In the hours following the attacks in New York and Washington, D.C., electronic images from nearly every kind of device became television. It didn’t matter whether the pictures began with a fuzzy security camera, satellite video telephone, home video camcorder or cheap digital pocket camera. If the images told a compelling story, they were seamlessly integrated into the mosaic of television coverage.

NEW MEDIA

Most of us didn’t watch television over the air. More got their TV news fix on cable, satellite and through streaming media on Internet outlets. The big media company brands were consistent, but the delivery methods weren’t. Set-top boxes, satellite receivers and PCs connected to broadband pipes have replaced rooftop antennas from Radio Shack.

The tired old term broadcast quality was again rendered irrelevant. We placed far more value on how quickly our images were delivered than on their clarity. Our demand for instant information challenged the inherent restrictions of the conventional tools of television broadcasting.

Crude, jerky pictures via a satellite video telephone from key locations were better than no pictures at all. CNN, a news organization that has portable videophones in most of its 30 foreign bureaus, successfully used the devices to report from Afghanistan. Other networks were quickly purchasing the phones for anticipated war coverage.

Battery-operated satellite phones, which are simple to use and cost about $20,000 each, allow low-resolution video to be transmitted from nearly anywhere without costly large-scale uplink equipment. After Sept. 11, they became TV technology.

New York still photographer Evan Fairbanks also got a swift kick onto national broadcast television on Sept. 11. Working on a small format DV video project for a local church near the World Trade Center at the time of attack, Fairbanks pointed his DV camcorder at the Trade Center just before the second aircraft struck.

His images of the plane’s approach, collision and resulting explosion were remarkable – among the most revealing shot that day. His video was quickly broadcast to millions of homes on ABC and a compelling sequence of still images from that video are being marketed by a photo agency to publications around the world. Before it’s all over, Fairbanks may have a million-dollar image.

Yet, the young photographer wasn’t totally pleased with his quick immersion into the world of video. He forgot to slide a switch to activate the on-camera microphone and thus had no sound of the explosion. "That will bother me for the rest of my life," he said, perhaps realizing the odds are that he will never again create images equal to those he made on the morning of Sept. 11.

A NEW WAY OF BEING THERE

Grounded airplanes in the days after the attack also signaled a boost in videoconferencing activity throughout the United States. Share prices of Polycom, Webex and Picturetel got a boost as businesses purchased conferencing systems costing from $5,000 to $15,000. If what’s now being billed as "teletechnology" takes off in the corporate world, it’s not a big leap to assume these new images will eventually find their way into the broadcast news milieu.

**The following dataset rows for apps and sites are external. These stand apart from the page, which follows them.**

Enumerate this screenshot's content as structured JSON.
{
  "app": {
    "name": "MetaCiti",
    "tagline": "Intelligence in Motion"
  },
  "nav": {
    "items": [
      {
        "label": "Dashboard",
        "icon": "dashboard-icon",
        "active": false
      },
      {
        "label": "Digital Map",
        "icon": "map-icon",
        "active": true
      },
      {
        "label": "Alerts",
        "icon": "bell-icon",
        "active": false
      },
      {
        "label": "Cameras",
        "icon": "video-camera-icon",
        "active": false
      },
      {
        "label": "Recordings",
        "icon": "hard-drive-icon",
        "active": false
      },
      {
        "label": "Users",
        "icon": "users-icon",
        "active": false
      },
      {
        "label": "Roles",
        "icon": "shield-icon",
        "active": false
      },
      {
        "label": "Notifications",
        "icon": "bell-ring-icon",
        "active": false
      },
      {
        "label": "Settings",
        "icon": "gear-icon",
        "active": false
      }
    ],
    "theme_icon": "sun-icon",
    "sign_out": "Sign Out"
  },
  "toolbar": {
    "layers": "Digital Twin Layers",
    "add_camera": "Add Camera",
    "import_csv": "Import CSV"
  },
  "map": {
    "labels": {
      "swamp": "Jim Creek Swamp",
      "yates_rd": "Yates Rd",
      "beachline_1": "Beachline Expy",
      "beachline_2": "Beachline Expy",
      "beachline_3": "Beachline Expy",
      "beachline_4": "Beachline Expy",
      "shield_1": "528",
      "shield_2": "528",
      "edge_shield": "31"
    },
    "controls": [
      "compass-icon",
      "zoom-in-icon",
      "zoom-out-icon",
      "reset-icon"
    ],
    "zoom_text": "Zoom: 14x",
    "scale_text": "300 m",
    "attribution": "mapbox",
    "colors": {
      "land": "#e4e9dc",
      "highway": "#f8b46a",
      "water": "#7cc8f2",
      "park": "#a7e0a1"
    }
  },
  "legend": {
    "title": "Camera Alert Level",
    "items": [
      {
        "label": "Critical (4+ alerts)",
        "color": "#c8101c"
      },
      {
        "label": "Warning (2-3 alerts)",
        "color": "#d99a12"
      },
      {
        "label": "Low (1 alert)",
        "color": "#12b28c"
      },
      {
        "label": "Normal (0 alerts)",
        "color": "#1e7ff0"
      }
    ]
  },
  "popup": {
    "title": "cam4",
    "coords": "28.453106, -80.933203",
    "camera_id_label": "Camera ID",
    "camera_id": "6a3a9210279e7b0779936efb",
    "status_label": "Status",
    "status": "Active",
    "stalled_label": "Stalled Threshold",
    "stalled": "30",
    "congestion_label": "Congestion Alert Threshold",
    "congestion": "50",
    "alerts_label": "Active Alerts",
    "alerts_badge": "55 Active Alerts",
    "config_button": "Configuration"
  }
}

Dow Chemical is a company that saw a big surge in usage of its 120 videoconferencing systems after the World Trade Center explosion. "This is one of those catastrophic events that will change the standard operating procedure," Chris Duncan, Dow's global leader of e-communication technology, told the New York Times. "Your human nature is going to say, `Is there any other way I can do this without going on a plane?' And once people are forced into using these tools because there's no other way, I think the comfort level will go up."

Comfort level may well be the operative phrase in how fast non-broadcast video blends with broadcast television. When our every move is monitored by security cameras and our business is routinely conducted through videoconferencing systems, it’s natural that we won’t think twice when these same images become integrated with the programming we see on TV.